*TASK BRIEF*
Take every line containing "time" from the material and copy it.
BEGIN
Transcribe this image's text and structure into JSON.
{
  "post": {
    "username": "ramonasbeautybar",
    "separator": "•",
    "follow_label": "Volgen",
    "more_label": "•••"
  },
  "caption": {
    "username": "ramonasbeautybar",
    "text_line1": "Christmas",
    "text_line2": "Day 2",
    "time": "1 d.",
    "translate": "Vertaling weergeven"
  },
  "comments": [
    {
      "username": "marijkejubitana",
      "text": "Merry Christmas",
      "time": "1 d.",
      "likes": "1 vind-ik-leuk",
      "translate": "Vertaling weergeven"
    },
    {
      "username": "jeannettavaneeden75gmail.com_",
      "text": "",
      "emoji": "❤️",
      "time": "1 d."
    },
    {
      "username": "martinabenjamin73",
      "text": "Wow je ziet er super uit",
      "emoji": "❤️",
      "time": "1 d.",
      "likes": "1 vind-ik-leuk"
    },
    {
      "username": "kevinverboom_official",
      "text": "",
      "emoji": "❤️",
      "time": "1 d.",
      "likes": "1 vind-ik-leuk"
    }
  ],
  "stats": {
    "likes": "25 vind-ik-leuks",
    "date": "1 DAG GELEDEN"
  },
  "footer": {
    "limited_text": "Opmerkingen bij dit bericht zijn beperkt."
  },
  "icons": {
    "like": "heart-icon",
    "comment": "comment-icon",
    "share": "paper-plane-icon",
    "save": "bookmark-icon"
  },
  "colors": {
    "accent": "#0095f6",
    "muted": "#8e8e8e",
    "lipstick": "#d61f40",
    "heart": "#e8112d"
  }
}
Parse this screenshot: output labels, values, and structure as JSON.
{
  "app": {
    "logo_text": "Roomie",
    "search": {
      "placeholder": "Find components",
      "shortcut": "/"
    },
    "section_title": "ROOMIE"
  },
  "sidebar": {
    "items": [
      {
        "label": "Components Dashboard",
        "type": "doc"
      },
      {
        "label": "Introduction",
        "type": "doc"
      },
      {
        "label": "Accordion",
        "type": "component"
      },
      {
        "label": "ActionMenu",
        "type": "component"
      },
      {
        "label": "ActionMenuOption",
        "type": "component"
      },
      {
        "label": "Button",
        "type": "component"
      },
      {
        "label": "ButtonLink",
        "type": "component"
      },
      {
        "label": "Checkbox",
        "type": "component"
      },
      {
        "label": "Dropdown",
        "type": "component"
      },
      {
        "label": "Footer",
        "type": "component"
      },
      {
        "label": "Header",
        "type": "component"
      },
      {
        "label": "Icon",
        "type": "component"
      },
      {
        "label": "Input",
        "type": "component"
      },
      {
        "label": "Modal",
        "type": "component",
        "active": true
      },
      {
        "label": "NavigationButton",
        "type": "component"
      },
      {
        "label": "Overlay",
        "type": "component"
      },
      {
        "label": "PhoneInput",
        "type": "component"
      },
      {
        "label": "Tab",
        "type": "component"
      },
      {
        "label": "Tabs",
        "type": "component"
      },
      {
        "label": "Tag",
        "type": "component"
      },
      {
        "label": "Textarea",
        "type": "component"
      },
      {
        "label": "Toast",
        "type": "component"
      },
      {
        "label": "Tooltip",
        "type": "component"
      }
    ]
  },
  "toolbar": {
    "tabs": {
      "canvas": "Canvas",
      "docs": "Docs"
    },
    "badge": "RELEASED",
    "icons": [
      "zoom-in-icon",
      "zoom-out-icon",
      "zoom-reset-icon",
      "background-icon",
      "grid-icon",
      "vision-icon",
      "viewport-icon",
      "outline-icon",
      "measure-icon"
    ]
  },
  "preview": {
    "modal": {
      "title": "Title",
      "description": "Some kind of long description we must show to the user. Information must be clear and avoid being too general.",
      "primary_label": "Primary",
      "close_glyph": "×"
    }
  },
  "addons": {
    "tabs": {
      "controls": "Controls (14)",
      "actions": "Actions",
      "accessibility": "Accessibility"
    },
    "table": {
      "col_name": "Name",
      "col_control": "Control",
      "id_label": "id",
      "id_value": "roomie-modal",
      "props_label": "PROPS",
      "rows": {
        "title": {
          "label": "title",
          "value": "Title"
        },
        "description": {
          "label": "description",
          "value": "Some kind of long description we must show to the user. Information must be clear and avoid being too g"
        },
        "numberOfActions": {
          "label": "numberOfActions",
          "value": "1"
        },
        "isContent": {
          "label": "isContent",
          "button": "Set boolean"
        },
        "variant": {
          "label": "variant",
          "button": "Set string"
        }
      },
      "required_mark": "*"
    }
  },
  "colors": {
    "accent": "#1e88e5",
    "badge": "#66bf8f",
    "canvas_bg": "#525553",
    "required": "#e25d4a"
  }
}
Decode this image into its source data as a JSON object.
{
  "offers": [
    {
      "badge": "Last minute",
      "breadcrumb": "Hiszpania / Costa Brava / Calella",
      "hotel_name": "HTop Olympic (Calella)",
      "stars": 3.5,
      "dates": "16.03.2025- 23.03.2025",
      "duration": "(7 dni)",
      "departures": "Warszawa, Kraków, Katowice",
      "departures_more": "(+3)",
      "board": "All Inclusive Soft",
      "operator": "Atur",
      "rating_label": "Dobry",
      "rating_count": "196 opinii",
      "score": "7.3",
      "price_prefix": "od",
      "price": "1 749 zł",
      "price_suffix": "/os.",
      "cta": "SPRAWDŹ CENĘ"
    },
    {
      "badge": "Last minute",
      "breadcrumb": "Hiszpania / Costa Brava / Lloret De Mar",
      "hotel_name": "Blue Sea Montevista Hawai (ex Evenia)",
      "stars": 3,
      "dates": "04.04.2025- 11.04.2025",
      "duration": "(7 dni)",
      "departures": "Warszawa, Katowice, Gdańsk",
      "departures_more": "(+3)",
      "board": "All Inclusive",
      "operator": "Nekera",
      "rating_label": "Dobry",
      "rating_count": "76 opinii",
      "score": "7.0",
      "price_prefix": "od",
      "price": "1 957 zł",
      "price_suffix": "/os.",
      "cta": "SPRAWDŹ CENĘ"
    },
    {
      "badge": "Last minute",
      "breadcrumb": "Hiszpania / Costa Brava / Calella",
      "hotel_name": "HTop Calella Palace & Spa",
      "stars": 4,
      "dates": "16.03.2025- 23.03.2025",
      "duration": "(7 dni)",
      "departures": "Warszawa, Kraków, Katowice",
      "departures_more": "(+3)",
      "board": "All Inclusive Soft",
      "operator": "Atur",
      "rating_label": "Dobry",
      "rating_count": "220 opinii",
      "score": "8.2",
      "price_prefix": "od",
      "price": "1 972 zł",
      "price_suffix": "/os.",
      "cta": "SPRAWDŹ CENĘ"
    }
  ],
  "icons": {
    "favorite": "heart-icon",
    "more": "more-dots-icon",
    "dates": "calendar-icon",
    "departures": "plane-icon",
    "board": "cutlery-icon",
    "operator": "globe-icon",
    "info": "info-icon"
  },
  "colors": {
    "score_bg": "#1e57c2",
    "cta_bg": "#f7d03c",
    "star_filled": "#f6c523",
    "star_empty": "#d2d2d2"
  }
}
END
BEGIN
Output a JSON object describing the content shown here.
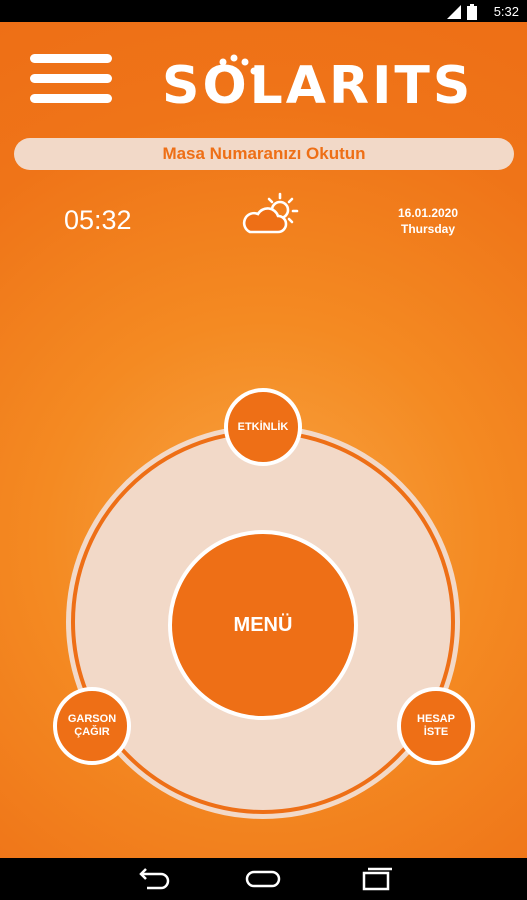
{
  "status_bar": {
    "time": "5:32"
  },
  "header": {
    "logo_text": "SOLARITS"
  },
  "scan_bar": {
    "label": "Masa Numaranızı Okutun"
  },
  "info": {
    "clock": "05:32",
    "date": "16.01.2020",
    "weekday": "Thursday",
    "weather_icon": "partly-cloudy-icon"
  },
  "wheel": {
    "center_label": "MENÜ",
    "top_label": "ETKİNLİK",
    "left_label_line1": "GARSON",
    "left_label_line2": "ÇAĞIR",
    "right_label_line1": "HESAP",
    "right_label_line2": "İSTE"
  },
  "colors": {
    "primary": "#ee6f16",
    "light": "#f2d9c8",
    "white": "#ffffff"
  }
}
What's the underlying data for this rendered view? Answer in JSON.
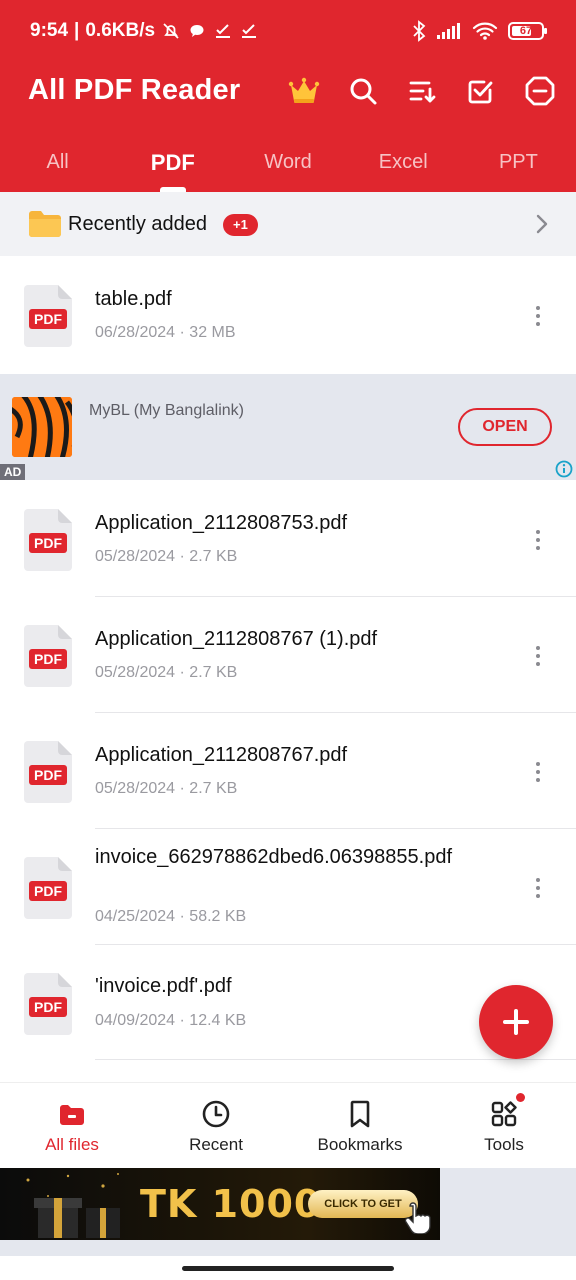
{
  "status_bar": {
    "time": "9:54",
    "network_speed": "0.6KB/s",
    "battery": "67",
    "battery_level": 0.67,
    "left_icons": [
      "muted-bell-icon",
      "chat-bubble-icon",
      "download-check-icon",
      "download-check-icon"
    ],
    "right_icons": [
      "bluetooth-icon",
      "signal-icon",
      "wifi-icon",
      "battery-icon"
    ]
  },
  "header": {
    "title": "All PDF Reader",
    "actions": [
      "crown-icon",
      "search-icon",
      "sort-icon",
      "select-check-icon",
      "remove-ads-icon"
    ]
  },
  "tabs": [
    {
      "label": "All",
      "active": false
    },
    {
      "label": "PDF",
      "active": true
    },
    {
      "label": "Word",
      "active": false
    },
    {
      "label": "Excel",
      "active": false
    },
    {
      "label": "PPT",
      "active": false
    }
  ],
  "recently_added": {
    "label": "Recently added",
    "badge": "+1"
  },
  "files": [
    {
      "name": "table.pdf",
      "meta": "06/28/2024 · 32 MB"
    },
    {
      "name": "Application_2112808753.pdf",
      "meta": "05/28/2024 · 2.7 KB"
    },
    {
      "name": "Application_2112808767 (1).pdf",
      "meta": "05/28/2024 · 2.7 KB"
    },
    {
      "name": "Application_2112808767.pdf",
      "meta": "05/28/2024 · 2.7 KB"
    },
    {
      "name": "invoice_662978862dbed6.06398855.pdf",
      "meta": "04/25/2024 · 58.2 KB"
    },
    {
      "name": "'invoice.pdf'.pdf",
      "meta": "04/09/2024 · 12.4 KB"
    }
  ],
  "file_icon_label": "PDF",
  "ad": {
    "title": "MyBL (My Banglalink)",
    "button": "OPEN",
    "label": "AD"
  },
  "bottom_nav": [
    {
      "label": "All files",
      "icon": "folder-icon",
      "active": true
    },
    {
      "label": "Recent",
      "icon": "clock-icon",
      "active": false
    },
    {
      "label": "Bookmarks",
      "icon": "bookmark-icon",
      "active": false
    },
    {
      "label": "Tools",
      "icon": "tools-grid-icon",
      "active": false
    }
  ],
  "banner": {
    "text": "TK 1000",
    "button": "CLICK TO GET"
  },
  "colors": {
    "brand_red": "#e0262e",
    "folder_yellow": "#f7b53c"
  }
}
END
*EXERCISE RESULT*
    "time": "1 d.",
      "time": "1 d.",
      "time": "1 d."
      "time": "1 d.",
      "time": "1 d.",
    "time": "5:32"
    "time": "9:54",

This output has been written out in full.